Pick a sunny, well-ventilated spot for growing tomatoes outdoors. Leave enough space between plants for air to circulate – don't be tempted to plant closer than the seed pack recommends.
Remove lower leaves, and some higher up, to increase air circulation. Vigorous bush varieties produce too many leaves and benefit from drastic pruning to thin the foliage and encourage good ventilation.
Stop greenhouses or polytunnels becoming too humid. Keep them well-ventilated, mop up water and, as the evenings turn cooler, use a heater to reduce condensation.
Avoid planting tomatoes near potatoes
Don't plant tomatoes near potato crops, as these are also susceptible to blight and their proximity will make it easier for the blight to spread between crops.
Check plants regularly for blight, from summer onwards, and dispose safely of badly diseased plants.
When the weather conditions are optimum for blight, remember to check your tomatoes and potatoes more frequently.
Grow early tomatoes
Cherry tomatoes tend to be less likely to catch blight than beefsteaks, because they ripen earlier and are often harvested before blight hits.
Practice good hygiene
Once blight hits, destroy blighted foliage to reduce chances of further infection. Burn the waste, bury it underground in a deep hole or add the material to your green bin. New blight strains in the UK may be able to produce resting spores which remain on foliage overwinter and could reinfect plants the following year. Don’t leave potato tubers in the ground at harvest as they, too, could harbour blight.
Blight resistant tomatoes to grow
Some tomatoes have been bred with a degree of blight tolerance – they may still catch the disease but are able to survive and yield some healthy fruit. Here, Monty Don picks the fruit of blight-resistant tomato variety 'Losetto':
We've picked our favourite blight-resistant tomatoes to grow, below.
This unusual cordon tomato produces strawberry-shaped, cherry tomatoes that have a super-sweet flavour. It’s early to ripen, and shows some resistance to blight.

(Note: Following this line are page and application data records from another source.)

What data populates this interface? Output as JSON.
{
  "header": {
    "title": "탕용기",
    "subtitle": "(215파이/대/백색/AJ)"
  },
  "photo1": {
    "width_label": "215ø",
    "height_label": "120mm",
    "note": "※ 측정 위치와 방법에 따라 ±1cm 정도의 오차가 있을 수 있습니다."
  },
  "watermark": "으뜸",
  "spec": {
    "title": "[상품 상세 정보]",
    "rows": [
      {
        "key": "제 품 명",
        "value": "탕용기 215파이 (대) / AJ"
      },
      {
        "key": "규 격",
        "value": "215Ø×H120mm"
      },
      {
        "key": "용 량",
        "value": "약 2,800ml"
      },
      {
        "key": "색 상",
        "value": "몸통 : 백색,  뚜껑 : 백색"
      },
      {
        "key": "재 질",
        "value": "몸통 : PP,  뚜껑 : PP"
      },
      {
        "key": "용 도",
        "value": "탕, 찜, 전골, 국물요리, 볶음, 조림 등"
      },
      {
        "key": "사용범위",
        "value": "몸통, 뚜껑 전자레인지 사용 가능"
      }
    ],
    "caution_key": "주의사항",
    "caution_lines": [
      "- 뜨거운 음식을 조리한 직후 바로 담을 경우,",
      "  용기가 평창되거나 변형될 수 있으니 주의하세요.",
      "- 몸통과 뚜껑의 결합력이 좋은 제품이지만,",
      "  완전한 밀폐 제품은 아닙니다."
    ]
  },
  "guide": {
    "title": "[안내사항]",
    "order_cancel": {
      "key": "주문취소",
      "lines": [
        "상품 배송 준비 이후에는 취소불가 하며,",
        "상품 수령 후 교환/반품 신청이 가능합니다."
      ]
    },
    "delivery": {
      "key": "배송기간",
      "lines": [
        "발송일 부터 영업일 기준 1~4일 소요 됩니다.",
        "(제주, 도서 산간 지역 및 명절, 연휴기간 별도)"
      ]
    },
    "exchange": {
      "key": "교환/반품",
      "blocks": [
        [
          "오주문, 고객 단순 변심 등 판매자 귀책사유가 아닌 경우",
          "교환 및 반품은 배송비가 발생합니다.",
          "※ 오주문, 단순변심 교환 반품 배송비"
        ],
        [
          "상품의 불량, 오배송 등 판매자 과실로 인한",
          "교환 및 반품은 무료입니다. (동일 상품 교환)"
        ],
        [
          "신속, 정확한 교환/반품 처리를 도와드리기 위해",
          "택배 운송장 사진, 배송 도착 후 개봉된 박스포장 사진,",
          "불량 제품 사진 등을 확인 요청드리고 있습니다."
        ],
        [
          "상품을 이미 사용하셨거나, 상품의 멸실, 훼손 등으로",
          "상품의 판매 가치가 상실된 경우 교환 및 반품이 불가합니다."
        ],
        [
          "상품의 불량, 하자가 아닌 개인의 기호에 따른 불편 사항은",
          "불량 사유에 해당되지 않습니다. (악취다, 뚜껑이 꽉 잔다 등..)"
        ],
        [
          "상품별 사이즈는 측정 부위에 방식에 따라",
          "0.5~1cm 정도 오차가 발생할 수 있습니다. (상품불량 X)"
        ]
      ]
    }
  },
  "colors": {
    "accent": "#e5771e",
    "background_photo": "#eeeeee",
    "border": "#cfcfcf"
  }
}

A blight-tolerant cordon tomato, reliable, and resistant to fusarium and verticillium wilt. It produces a heavy crop of medium-sized, deep red fruit with an excellent flavour.

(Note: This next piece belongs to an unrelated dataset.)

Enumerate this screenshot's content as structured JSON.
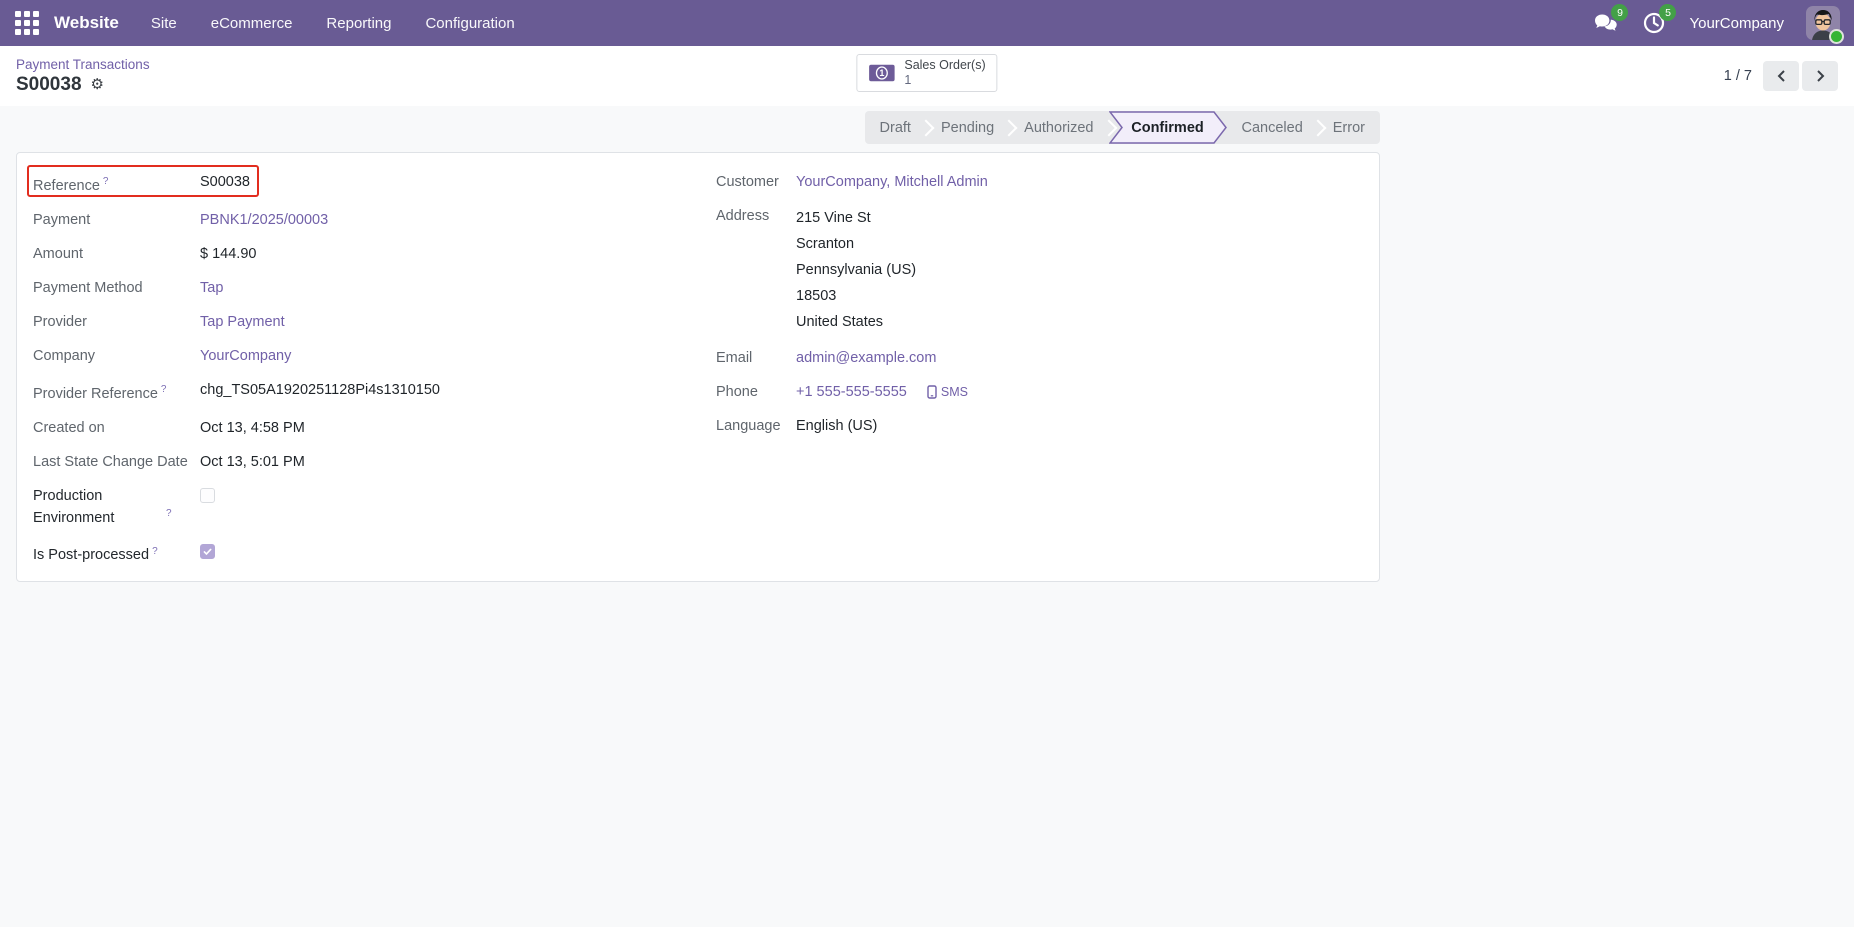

Tomato 'Fantasio' F1
A superbly flavoured cordon tomato, bearing a prolific crop of medium-sized fruit. Blight tolerant and resistant to fusarium and verticillium wilt, it's best grown under glass.

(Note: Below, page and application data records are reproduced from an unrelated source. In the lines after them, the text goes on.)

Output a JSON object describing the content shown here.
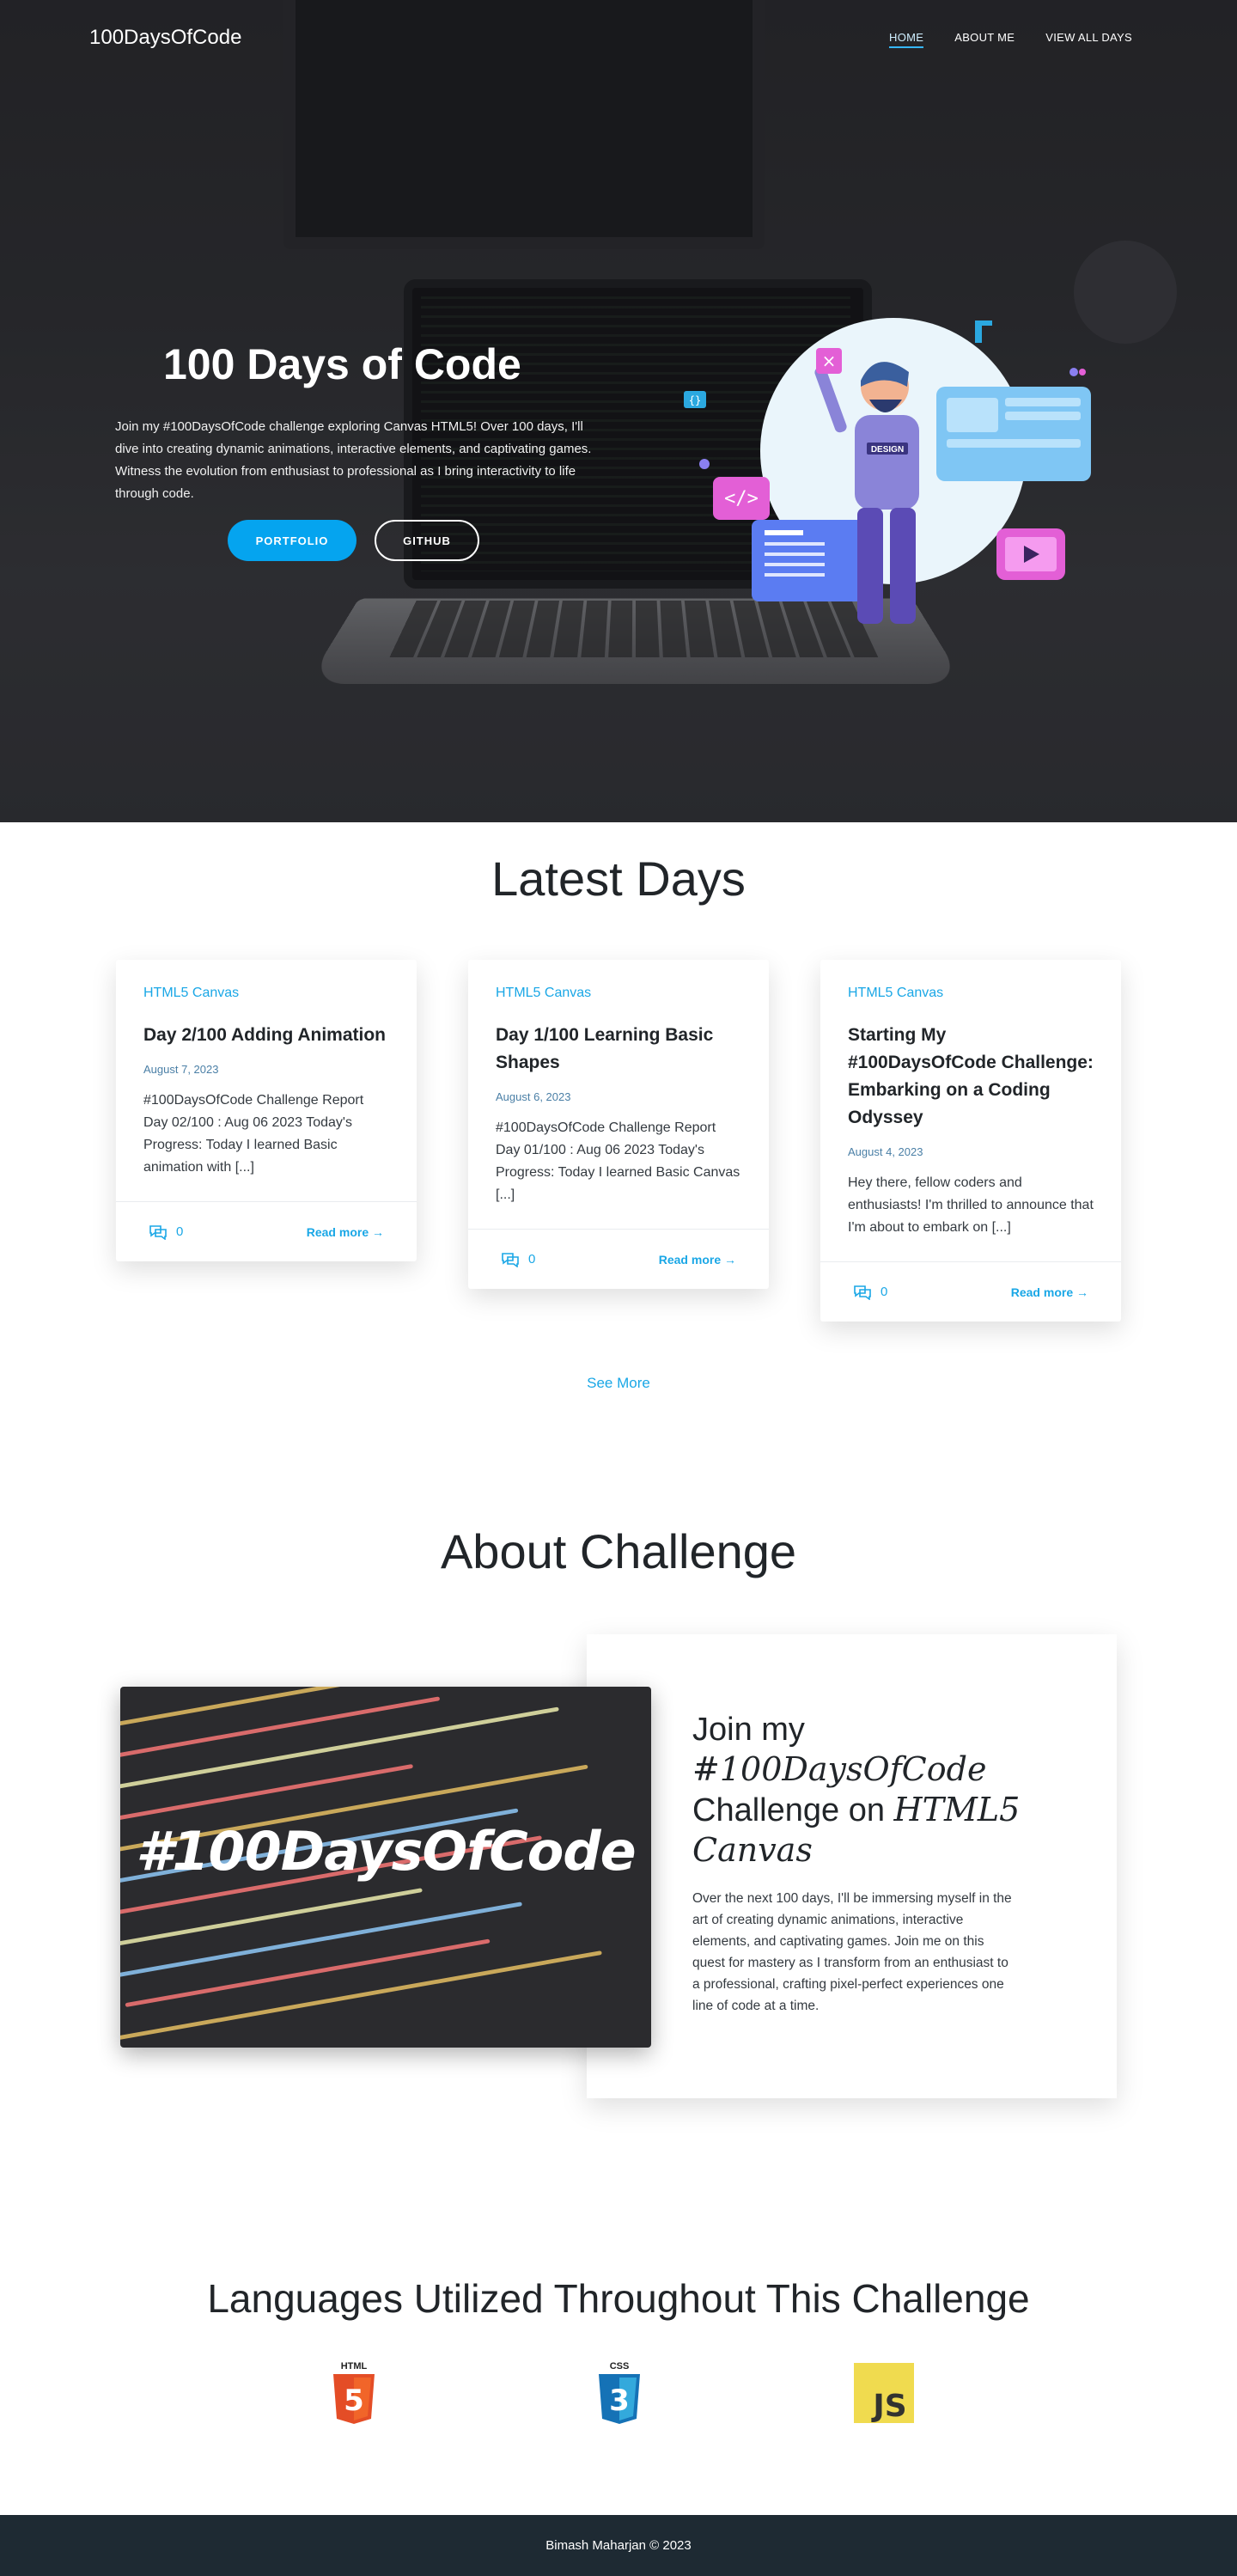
{
  "nav": {
    "brand": "100DaysOfCode",
    "links": [
      "HOME",
      "ABOUT ME",
      "VIEW ALL DAYS"
    ]
  },
  "hero": {
    "title": "100 Days of Code",
    "description": "Join my #100DaysOfCode challenge exploring Canvas HTML5! Over 100 days, I'll dive into creating dynamic animations, interactive elements, and captivating games. Witness the evolution from enthusiast to professional as I bring interactivity to life through code.",
    "portfolio_label": "PORTFOLIO",
    "github_label": "GITHUB",
    "illustration_badge": "DESIGN"
  },
  "latest": {
    "title": "Latest Days",
    "cards": [
      {
        "category": "HTML5 Canvas",
        "title": "Day 2/100 Adding Animation",
        "date": "August 7, 2023",
        "excerpt": "#100DaysOfCode Challenge Report Day 02/100 : Aug 06 2023 Today's Progress: Today I learned Basic animation with [...]",
        "comments": "0",
        "read_more": "Read more →"
      },
      {
        "category": "HTML5 Canvas",
        "title": "Day 1/100 Learning Basic Shapes",
        "date": "August 6, 2023",
        "excerpt": "#100DaysOfCode Challenge Report Day 01/100 : Aug 06 2023 Today's Progress: Today I learned Basic Canvas [...]",
        "comments": "0",
        "read_more": "Read more →"
      },
      {
        "category": "HTML5 Canvas",
        "title": "Starting My #100DaysOfCode Challenge: Embarking on a Coding Odyssey",
        "date": "August 4, 2023",
        "excerpt": "Hey there, fellow coders and enthusiasts! I'm thrilled to announce that I'm about to embark on [...]",
        "comments": "0",
        "read_more": "Read more →"
      }
    ],
    "see_more": "See More"
  },
  "about": {
    "title": "About Challenge",
    "image_caption": "#100DaysOfCode",
    "heading_part1": "Join my ",
    "heading_italic1": "#100DaysOfCode",
    "heading_part2": " Challenge on ",
    "heading_italic2": "HTML5 Canvas",
    "text": "Over the next 100 days, I'll be immersing myself in the art of creating dynamic animations, interactive elements, and captivating games. Join me on this quest for mastery as I transform from an enthusiast to a professional, crafting pixel-perfect experiences one line of code at a time."
  },
  "languages": {
    "title": "Languages Utilized Throughout This Challenge",
    "items": [
      {
        "icon": "html5-icon",
        "label": "HTML",
        "glyph": "5",
        "color": "#e44d26"
      },
      {
        "icon": "css3-icon",
        "label": "CSS",
        "glyph": "3",
        "color": "#1572b6"
      },
      {
        "icon": "javascript-icon",
        "label": "JS",
        "glyph": "JS",
        "color": "#f0db4f"
      }
    ]
  },
  "footer": {
    "text": "Bimash Maharjan © 2023"
  },
  "colors": {
    "accent": "#05a4ef",
    "link": "#1aa7e6",
    "footer_bg": "#1e2a33"
  }
}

Tomato 'Ferline' F1
This cordon variety has some blight tolerance, and resistance to fusarium and verticillium wilt. 'Ferline' bears heavy crops of tasty, medium-sized fruit.
Bush variety 'Latah' produces very early, large, cherry tomatoes, with excellent flavour. Its sprawling habit and well-spaced leaves help fruits ripen before blight strikes.
Bush variety 'Legend' holds the RHS Award of Garden Merit and has some blight tolerance. A beefsteak variety with heavy crops of large, it produces almost seedless fruit with superb flavour.
Tomato 'Lizzano' F1
A vigorous variety with lots of sweet, round cherry fruits and a trailing habit, 'Lizzano' is perfect for pots and hanging baskets. It also has good blight tolerance.
Tomato 'Losetto' F1
This very blight-tolerant variety produces masses of bright red, sweet cherry tomatoes. 'Losetto' is ideal for growing in pots.
Tomato 'Red Alert'
Bush tomato 'Red Alert' bears a lot of small, sweet, cherry tomatoes. Its sparse leaves reduce humidity and fruits ripen very early, so are often harvested before blight strikes.
Frequently Asked Questions
What does blight look like in tomatoes?
There are a few signs to look out for when trying to spot blight on your tomato plants. It will cause leaves to shrivel and turn brown. It also causes brown lesions on the leaf stalks, and the plant stems. Blight symptoms on fruit will appear as sunken areas which turn brown. Mature fruit will rot more quickly if infected.
Can tomato plants recover from blight?
You may still get edible fruit from a plant that has blight, just make sure any fruit you eat has no signs of the disease. However, an infected plant will not fully recover. The best thing to do is to remove the most obviously infected leaves and dispose of them in council compost bins, where material is composted at a much higher temperature, this will slow down the rate of infection. Do not re-use the soil for future tomato or potato crops for at least four years, and clean plant supports or tools that have been used on infected plants.